CRA has also recently obtained information from Square Canada. Many smaller vendors accept payment by swiping the customer's credit card through a little square plastic device connected to the audio jack of a phone or IPad. Square Canada provides this payment processing device, a Square Reader. Through a Federal Court Order issued to Square Canada, CRA obtained identifying vendor information and sale details associated with individuals or entities using t…

Return of a Gifted Property: Donors and Charities Beware!

In a March 31, 2017 Technical Interpretation, CRA commented on the tax consequences of a charity returning a donated property to the donor. This could occur, for example, when a donation was made specifically for a project that had been halted.
Donor Where the property is returned to the donor, the taxpayer is deemed not to have disposed of the property nor to have made the gift. As such, the portion of the original charitable donation tax credit or deduction related to the property may be disallowed.

Donee Before returning a gifted property, the charity should review other provincial and federal legislation as it might affect their ability to legally return donated property. CRA also noted that returning property could be regarded as making a gift to a non-qualified donee or providing an undue benefit which could result in revocation of charitable status.


A qualified donee that issued an official donation receipt and later returns donated property must file an information r…

Retirement Income Calculator: Ensure you are Financially Ready

The Canadian Retirement Income Calculatorprovided by the Government of Canada estimates retirement income generated through a number of programs such as the Canada Pension Plan, Old Age Security pension, an individual’s employer’s pension plan, RRSPs, and other sources based on past and intended contributions.
When using this tool, individuals should have their CPP Statement of Contributions, financial information about their employer’s pension, most recent RRSP statement, and any other information related to savings that will provide for ongoing monthly retirement income.
Action Item: Use this tool to help assess your financial readiness for retirement.

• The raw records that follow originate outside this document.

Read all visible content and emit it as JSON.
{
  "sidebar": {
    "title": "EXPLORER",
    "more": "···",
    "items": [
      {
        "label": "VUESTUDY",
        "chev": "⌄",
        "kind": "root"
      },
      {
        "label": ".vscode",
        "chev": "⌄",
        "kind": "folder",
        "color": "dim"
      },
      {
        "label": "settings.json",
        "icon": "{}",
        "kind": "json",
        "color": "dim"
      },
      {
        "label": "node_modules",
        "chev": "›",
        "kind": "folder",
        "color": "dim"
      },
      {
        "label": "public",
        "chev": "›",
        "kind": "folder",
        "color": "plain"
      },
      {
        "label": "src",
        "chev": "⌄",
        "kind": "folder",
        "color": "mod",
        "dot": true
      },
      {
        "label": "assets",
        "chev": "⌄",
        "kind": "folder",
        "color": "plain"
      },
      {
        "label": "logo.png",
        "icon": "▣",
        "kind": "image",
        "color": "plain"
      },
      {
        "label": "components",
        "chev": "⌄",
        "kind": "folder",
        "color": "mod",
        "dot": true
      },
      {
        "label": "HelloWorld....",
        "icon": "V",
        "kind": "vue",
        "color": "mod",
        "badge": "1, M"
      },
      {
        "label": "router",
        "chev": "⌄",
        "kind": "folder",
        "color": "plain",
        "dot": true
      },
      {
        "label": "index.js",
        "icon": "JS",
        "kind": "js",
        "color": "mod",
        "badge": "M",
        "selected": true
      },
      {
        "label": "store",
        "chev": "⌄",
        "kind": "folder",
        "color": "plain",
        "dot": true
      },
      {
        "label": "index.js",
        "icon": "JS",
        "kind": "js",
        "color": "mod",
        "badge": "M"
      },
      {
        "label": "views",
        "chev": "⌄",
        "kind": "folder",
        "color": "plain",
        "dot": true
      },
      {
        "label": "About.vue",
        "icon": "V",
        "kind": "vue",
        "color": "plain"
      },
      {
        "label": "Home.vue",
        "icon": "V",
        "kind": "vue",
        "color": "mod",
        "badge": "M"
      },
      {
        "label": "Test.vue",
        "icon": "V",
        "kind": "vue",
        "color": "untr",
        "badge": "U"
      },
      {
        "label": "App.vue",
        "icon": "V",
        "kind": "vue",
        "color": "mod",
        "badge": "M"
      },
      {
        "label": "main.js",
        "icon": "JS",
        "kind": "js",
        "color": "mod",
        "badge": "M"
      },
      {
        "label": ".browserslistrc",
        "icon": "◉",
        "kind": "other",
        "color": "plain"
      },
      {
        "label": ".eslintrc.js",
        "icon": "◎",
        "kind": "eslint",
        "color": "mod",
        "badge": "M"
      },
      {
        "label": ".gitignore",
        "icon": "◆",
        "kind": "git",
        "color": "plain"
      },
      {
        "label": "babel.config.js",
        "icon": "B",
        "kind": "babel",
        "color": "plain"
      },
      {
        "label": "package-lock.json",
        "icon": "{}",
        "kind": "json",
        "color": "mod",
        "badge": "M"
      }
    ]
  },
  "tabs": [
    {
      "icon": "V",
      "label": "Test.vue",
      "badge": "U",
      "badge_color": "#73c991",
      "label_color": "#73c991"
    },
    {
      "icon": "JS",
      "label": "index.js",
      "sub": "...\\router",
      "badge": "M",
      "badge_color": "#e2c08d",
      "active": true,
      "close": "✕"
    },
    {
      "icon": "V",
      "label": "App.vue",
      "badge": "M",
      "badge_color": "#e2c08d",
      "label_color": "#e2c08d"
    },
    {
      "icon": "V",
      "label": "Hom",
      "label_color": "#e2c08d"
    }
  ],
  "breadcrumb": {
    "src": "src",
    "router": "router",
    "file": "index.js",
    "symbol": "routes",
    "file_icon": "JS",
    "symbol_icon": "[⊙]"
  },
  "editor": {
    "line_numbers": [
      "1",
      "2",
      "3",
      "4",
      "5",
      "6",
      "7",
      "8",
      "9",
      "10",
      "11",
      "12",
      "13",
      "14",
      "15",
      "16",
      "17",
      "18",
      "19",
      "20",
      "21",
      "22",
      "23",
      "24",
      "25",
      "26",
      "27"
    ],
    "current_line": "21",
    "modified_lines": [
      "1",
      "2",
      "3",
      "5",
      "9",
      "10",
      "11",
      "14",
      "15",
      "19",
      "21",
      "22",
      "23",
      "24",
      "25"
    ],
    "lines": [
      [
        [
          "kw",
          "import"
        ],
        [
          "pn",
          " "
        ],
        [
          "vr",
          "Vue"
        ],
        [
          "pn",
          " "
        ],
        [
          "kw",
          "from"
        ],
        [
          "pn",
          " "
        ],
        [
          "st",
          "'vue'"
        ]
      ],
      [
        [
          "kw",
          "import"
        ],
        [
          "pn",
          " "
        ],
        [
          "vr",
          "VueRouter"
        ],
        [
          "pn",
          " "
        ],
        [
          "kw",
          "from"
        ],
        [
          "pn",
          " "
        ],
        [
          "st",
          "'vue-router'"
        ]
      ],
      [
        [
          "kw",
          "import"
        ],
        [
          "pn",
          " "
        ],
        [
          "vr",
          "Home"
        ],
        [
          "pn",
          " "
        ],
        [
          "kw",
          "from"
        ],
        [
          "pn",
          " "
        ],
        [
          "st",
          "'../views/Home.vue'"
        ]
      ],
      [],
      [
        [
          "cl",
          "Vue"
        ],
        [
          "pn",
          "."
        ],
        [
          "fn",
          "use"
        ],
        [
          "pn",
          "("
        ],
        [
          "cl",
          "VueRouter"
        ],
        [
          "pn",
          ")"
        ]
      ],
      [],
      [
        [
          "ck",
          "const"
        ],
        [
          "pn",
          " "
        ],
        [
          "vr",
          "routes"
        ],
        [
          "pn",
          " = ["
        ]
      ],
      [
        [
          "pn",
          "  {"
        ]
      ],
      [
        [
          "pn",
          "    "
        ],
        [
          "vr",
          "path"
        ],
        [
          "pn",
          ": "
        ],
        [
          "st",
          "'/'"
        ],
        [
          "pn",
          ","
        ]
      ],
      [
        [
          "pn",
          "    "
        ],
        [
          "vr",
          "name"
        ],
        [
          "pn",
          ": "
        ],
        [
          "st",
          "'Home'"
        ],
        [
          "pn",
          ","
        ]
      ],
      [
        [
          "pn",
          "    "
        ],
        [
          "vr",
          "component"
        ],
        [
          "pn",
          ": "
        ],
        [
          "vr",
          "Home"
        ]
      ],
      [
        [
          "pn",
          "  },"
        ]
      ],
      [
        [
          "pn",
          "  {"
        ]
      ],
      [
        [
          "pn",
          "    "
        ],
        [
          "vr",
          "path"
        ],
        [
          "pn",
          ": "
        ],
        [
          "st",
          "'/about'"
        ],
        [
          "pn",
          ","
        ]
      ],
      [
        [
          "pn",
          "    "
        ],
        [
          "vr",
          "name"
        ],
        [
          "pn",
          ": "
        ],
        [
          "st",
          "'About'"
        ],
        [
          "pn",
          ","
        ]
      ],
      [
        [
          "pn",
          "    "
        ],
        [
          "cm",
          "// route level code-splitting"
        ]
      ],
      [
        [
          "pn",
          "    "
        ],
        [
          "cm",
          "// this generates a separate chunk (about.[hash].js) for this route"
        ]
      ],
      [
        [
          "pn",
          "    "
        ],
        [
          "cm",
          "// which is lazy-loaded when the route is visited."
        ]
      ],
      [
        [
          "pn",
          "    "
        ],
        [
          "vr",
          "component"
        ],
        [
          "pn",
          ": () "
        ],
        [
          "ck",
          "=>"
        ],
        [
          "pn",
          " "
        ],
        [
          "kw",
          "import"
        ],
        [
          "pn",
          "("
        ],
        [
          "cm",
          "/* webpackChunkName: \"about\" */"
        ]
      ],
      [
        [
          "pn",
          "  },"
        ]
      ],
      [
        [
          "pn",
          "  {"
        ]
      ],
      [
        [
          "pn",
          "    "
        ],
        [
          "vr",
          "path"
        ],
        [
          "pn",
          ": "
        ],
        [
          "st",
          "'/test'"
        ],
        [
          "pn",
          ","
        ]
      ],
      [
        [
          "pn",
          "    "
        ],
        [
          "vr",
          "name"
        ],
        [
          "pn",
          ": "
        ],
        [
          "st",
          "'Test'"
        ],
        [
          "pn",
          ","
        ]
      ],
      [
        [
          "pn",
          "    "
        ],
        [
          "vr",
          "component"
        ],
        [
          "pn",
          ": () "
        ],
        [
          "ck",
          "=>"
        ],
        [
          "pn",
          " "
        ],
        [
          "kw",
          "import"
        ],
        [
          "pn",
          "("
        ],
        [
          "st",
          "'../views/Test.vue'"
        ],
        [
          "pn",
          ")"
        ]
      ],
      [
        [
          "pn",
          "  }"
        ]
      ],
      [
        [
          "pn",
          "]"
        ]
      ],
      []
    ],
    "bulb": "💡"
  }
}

This article is for educational purposes only. As it is impossible to include all situations, circumstances, and exceptions, a further review should be done for your situation. No organization or individual involved in either the preparation or distribution of these articles accepts any contractual, tortious, or any other form of liabili…

Employee Discounts on Merchandise: Change in CRA Policy

Historically, CRA has stated that an employee enjoying a discount on the purchase of merchandise from their employer is only taxable if a limited number of specified situations exist, such as where the employer makes a special arrangement with the employee or group of employees to buy the merchandise at a discount; the employee buys the merchandise for less than the employer's cost; or the employer makes a reciprocal arrangement with another employer so that the employees of one employer can buy merchandise from the other at a discount.
While the above guidance is still published in certain CRA documents, CRA has recently released updated guidance which appears to limit this administrative position. In CRA Folio S2-F3-C2, CRA noted that where an employee receives a discount on merchandise because of their employment, the value of the discount is generally a taxable benefit. This would apply regardless of whether the discount was provided by the employer or a third-part…

WorkSafeBC Complimentary Informational Seminars

The following information comes from The Employers' Advisers Office ... The Employers’ Advisers Office is independent of WorkSafeBC and provides employers with impartial advice, assistance and representation on workers’ compensation issues.  Employers and their representatives are invited to attend our no-charge informational seminars, covering various provisions of the Workers Compensation Act and Occupational Health and Safety Regulation.
To register for seminars in Victoria (or other locations), for seminar descriptions, dates, and times, please visit the Employers' Advisers website.